• **ASSIGNED TASK**: Every entry in the data that follows should come back exactly, pictures aside.

Collection entries
━━━━━━━━━━━━━━━━

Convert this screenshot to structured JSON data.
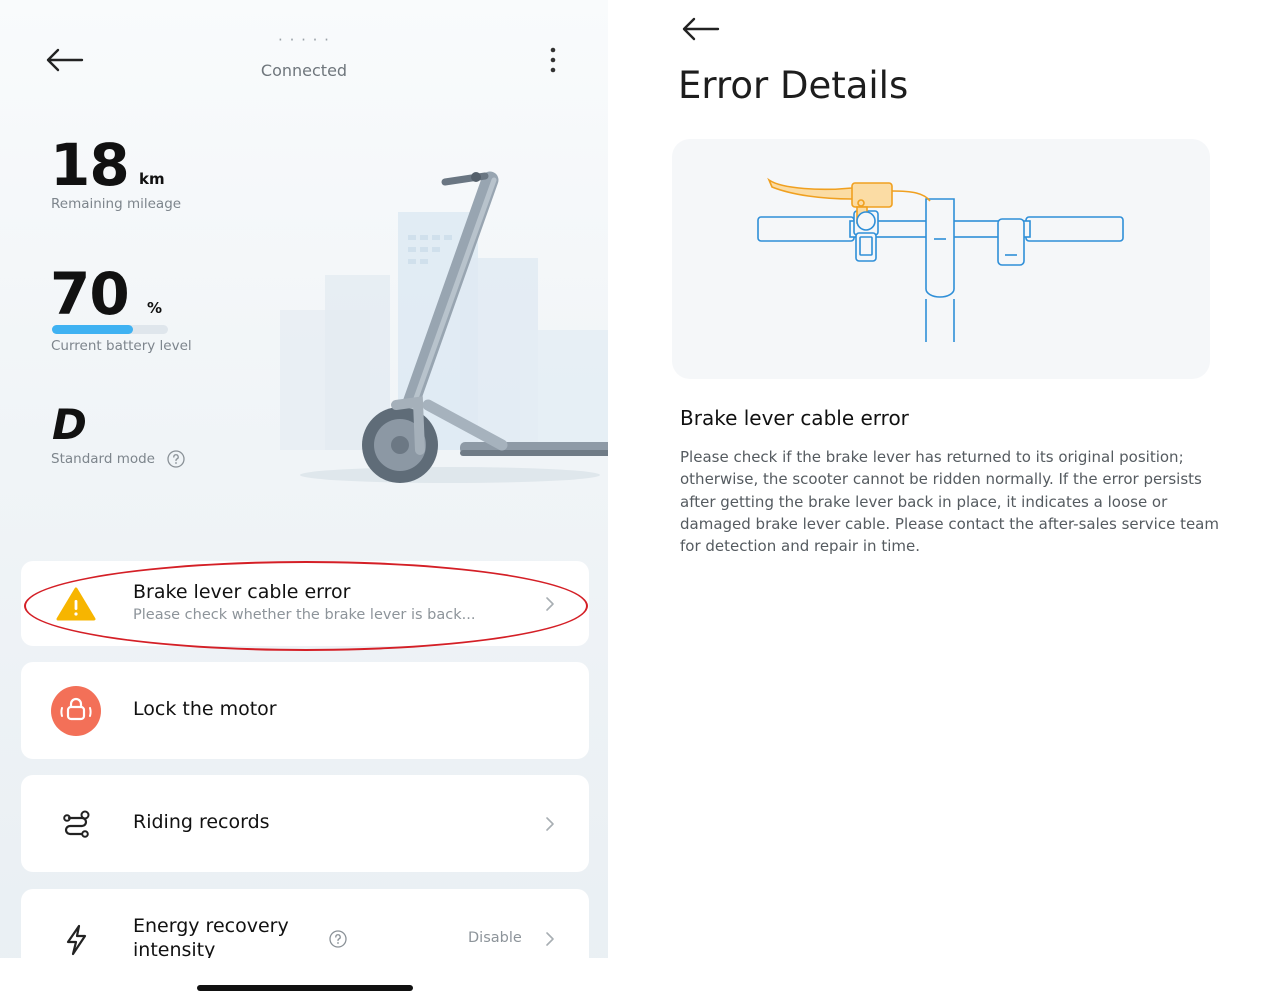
{
  "left_panel": {
    "header": {
      "device_name": "· · · · ·",
      "status": "Connected"
    },
    "mileage": {
      "value": "18",
      "unit": "km",
      "label": "Remaining mileage"
    },
    "battery": {
      "value": "70",
      "unit": "%",
      "label": "Current battery level",
      "level_fraction": 0.7,
      "bar_color": "#3fb2f2"
    },
    "mode": {
      "value": "D",
      "label": "Standard mode"
    },
    "cards": {
      "error": {
        "title": "Brake lever cable error",
        "subtitle": "Please check whether the brake lever is back...",
        "icon": "warning-icon",
        "icon_color": "#f7b500"
      },
      "lock": {
        "title": "Lock the motor",
        "icon": "lock-motor-icon",
        "icon_color": "#f37058"
      },
      "records": {
        "title": "Riding records",
        "icon": "route-icon"
      },
      "energy": {
        "title_line1": "Energy recovery",
        "title_line2": "intensity",
        "value": "Disable",
        "icon": "lightning-icon"
      }
    },
    "annotation_color": "#d41f26"
  },
  "right_panel": {
    "title": "Error Details",
    "error_title": "Brake lever cable error",
    "error_description": "Please check if the brake lever has returned to its original position; otherwise, the scooter cannot be ridden normally. If the error persists after getting the brake lever back in place, it indicates a loose or damaged brake lever cable. Please contact the after-sales service team for detection and repair in time.",
    "illustration": "handlebar-brake-lever-illustration",
    "highlight_color": "#f5a623"
  }
}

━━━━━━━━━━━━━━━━

• **EXPECTED ANSWER**:
Convert this screenshot to structured JSON data.
{
  "left_panel": {
    "header": {
      "device_name": "· · · · ·",
      "status": "Connected"
    },
    "mileage": {
      "value": "18",
      "unit": "km",
      "label": "Remaining mileage"
    },
    "battery": {
      "value": "70",
      "unit": "%",
      "label": "Current battery level",
      "level_fraction": 0.7,
      "bar_color": "#3fb2f2"
    },
    "mode": {
      "value": "D",
      "label": "Standard mode"
    },
    "cards": {
      "error": {
        "title": "Brake lever cable error",
        "subtitle": "Please check whether the brake lever is back...",
        "icon": "warning-icon",
        "icon_color": "#f7b500"
      },
      "lock": {
        "title": "Lock the motor",
        "icon": "lock-motor-icon",
        "icon_color": "#f37058"
      },
      "records": {
        "title": "Riding records",
        "icon": "route-icon"
      },
      "energy": {
        "title_line1": "Energy recovery",
        "title_line2": "intensity",
        "value": "Disable",
        "icon": "lightning-icon"
      }
    },
    "annotation_color": "#d41f26"
  },
  "right_panel": {
    "title": "Error Details",
    "error_title": "Brake lever cable error",
    "error_description": "Please check if the brake lever has returned to its original position; otherwise, the scooter cannot be ridden normally. If the error persists after getting the brake lever back in place, it indicates a loose or damaged brake lever cable. Please contact the after-sales service team for detection and repair in time.",
    "illustration": "handlebar-brake-lever-illustration",
    "highlight_color": "#f5a623"
  }
}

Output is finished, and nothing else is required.